The feast is also called “Petelarovden” or “Ihtima”. It is mainly celebrated in the eastern part of Bulgaria for the good health of the small boys. The traditional customs followed that day have a strong connection to the legend of King Herod who killed the male infants in search of the newborn king (Jesus), but a mother painted the doors of all the neighborhood with the blood from the cut head of a rooster, thus forging the sign and saving the life of her own son.

The rooster in Christian and pre-Christian cultures is the image of the herald of sunrise. It is related to the notion of resurrection of the dead, a symbol of the ever-resurrecting life. On Petlyovden, a rooster is supposed to be votively slaughtered, usually at the threshold of the front gate, and its blood is sprinkled all over the gate for life and health. A sign of a cross is placed onto young boys’ foreheads with that blood. The rooster’s head is left at the gate; the legs are thrown onto the roof of the house, while the feathers are further kept as a special medicine or for ritual adornment.

A ritual meal of boiled rooster is prepared. Portions of it alongside with ring-shaped bread buns, broken in smaller pieces, are given away around the neighbourhood for health.

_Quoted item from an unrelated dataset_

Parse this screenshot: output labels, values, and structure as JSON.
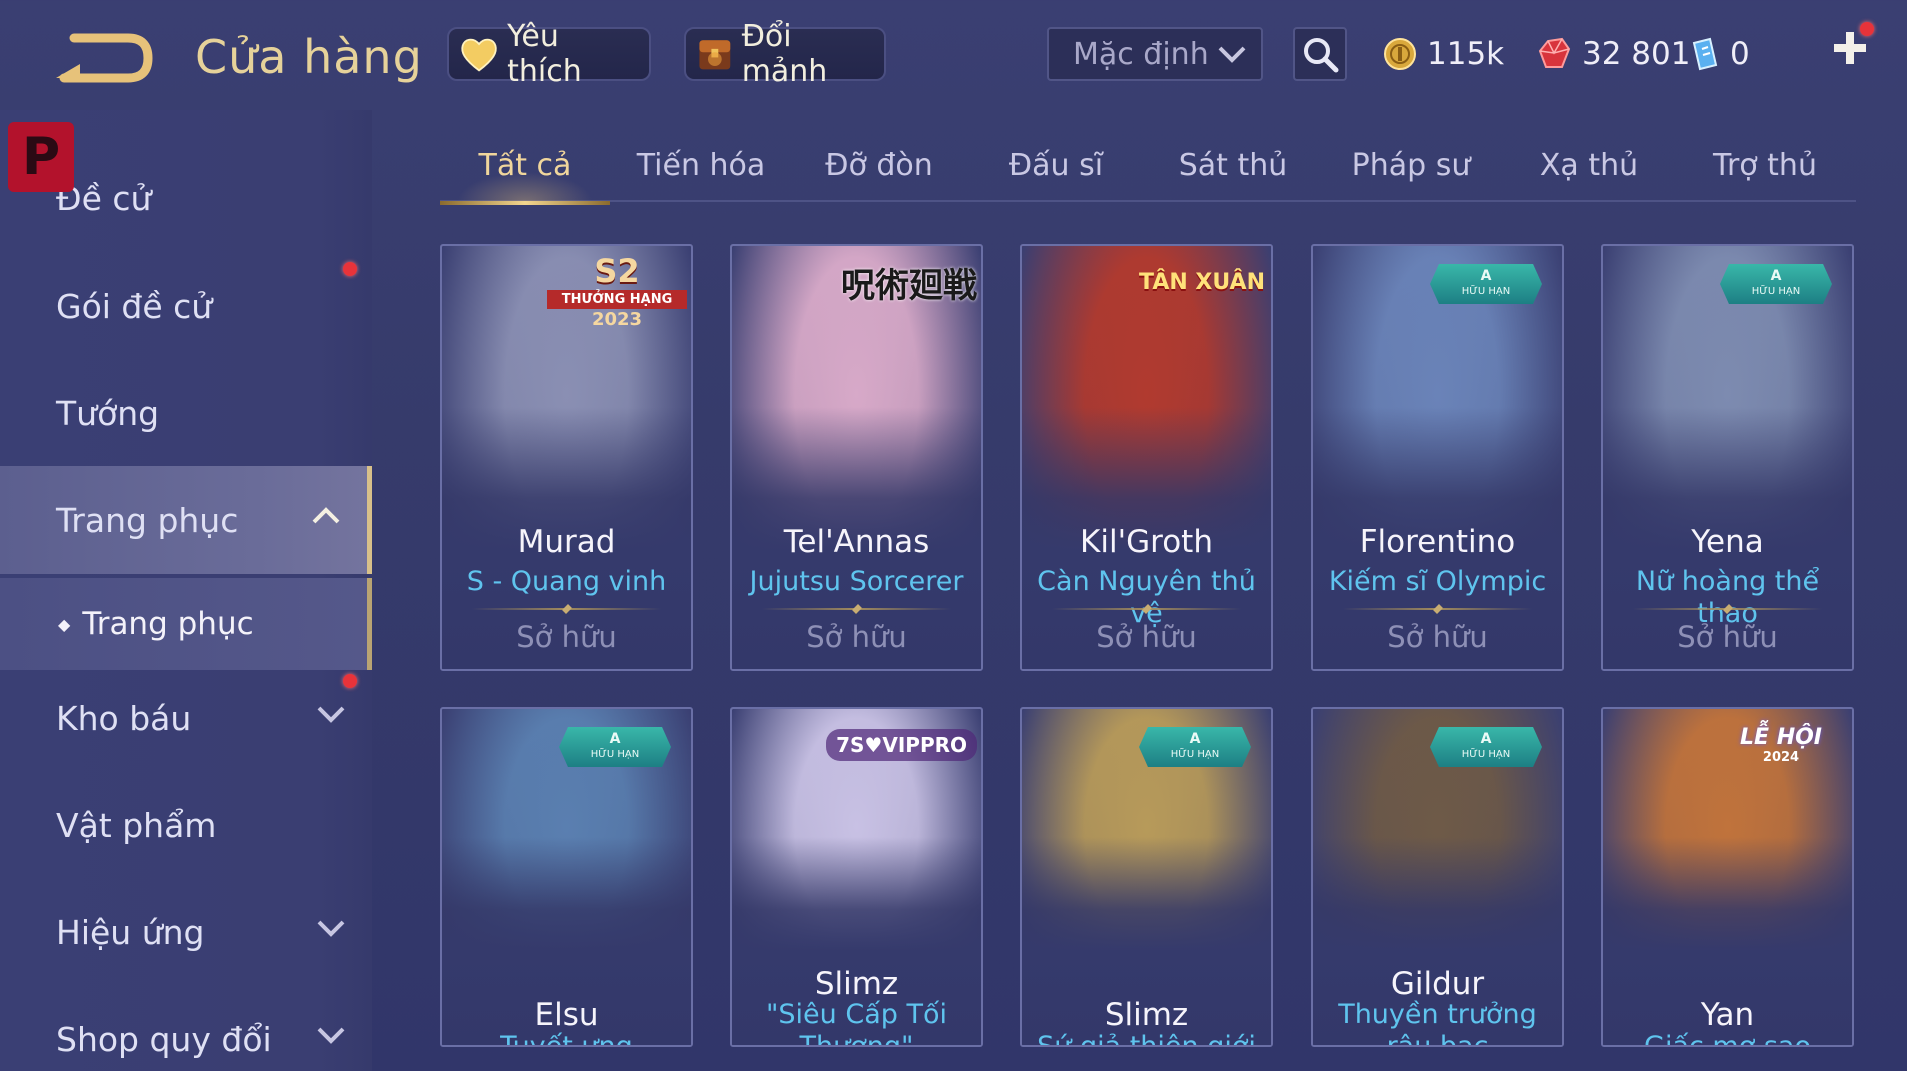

In the Plovdiv region, that feast day is known under the name of Cherna or Tsrun Day (meaning “Black day”). There is a large number of restrictions to be followed – women are not supposed to work that day, neither to bathe or getting married – otherwise they might “tsurneyat” (meaning “to mourn a close person who died”).